Items from an interface collection:
↓↓↓
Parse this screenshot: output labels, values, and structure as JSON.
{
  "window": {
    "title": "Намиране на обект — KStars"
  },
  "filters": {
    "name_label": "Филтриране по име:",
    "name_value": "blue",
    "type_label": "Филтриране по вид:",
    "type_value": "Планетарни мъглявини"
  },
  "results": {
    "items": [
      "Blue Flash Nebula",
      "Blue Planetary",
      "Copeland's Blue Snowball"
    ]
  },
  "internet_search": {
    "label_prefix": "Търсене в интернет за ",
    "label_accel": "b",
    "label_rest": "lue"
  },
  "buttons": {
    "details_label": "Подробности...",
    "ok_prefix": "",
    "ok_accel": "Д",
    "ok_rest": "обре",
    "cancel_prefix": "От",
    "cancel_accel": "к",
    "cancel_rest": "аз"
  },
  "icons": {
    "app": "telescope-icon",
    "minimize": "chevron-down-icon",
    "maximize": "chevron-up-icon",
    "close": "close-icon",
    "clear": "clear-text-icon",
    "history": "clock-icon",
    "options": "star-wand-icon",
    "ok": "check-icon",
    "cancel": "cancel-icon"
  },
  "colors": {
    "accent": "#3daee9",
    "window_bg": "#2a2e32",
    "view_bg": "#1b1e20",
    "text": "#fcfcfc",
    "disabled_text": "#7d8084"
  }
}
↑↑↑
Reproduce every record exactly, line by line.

(SOLUTION TO THE PROBLEM)
Parse this screenshot: output labels, values, and structure as JSON.
{
  "window": {
    "title": "Намиране на обект — KStars"
  },
  "filters": {
    "name_label": "Филтриране по име:",
    "name_value": "blue",
    "type_label": "Филтриране по вид:",
    "type_value": "Планетарни мъглявини"
  },
  "results": {
    "items": [
      "Blue Flash Nebula",
      "Blue Planetary",
      "Copeland's Blue Snowball"
    ]
  },
  "internet_search": {
    "label_prefix": "Търсене в интернет за ",
    "label_accel": "b",
    "label_rest": "lue"
  },
  "buttons": {
    "details_label": "Подробности...",
    "ok_prefix": "",
    "ok_accel": "Д",
    "ok_rest": "обре",
    "cancel_prefix": "От",
    "cancel_accel": "к",
    "cancel_rest": "аз"
  },
  "icons": {
    "app": "telescope-icon",
    "minimize": "chevron-down-icon",
    "maximize": "chevron-up-icon",
    "close": "close-icon",
    "clear": "clear-text-icon",
    "history": "clock-icon",
    "options": "star-wand-icon",
    "ok": "check-icon",
    "cancel": "cancel-icon"
  },
  "colors": {
    "accent": "#3daee9",
    "window_bg": "#2a2e32",
    "view_bg": "#1b1e20",
    "text": "#fcfcfc",
    "disabled_text": "#7d8084"
  }
}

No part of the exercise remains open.